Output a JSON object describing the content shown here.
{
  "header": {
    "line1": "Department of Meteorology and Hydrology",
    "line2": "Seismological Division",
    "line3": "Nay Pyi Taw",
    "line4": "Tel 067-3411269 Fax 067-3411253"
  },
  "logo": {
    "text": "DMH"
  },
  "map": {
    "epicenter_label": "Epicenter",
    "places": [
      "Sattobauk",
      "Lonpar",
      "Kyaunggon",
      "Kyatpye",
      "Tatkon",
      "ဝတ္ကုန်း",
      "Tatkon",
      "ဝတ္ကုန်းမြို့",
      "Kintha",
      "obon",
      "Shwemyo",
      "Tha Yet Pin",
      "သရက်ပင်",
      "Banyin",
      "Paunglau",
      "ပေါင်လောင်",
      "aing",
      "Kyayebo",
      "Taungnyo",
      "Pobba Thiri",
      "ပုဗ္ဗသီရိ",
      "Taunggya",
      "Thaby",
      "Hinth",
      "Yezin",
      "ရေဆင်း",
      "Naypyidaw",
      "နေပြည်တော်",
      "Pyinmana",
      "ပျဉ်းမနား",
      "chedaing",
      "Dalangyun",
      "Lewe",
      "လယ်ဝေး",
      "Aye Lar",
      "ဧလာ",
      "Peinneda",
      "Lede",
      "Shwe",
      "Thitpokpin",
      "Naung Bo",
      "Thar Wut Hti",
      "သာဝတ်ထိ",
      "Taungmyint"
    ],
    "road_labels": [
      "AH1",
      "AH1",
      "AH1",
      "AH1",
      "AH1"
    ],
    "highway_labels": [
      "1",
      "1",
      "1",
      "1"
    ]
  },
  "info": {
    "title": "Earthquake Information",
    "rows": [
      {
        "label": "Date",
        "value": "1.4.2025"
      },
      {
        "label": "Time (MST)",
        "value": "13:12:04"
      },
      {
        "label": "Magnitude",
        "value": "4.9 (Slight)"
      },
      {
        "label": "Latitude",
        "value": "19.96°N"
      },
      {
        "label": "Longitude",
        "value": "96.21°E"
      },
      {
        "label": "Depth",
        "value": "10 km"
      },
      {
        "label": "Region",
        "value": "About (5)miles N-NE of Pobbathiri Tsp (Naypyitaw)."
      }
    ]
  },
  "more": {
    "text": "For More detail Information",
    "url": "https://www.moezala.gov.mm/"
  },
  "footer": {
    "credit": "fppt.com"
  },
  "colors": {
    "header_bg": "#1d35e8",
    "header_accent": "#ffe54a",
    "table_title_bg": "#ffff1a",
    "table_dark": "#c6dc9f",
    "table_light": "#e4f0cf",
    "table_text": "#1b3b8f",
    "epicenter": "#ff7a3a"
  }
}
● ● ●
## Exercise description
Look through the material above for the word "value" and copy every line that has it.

## Worked solution
        "value": "1.4.2025"
        "value": "13:12:04"
        "value": "4.9 (Slight)"
        "value": "19.96°N"
        "value": "96.21°E"
        "value": "10 km"
        "value": "About (5)miles N-NE of Pobbathiri Tsp (Naypyitaw)."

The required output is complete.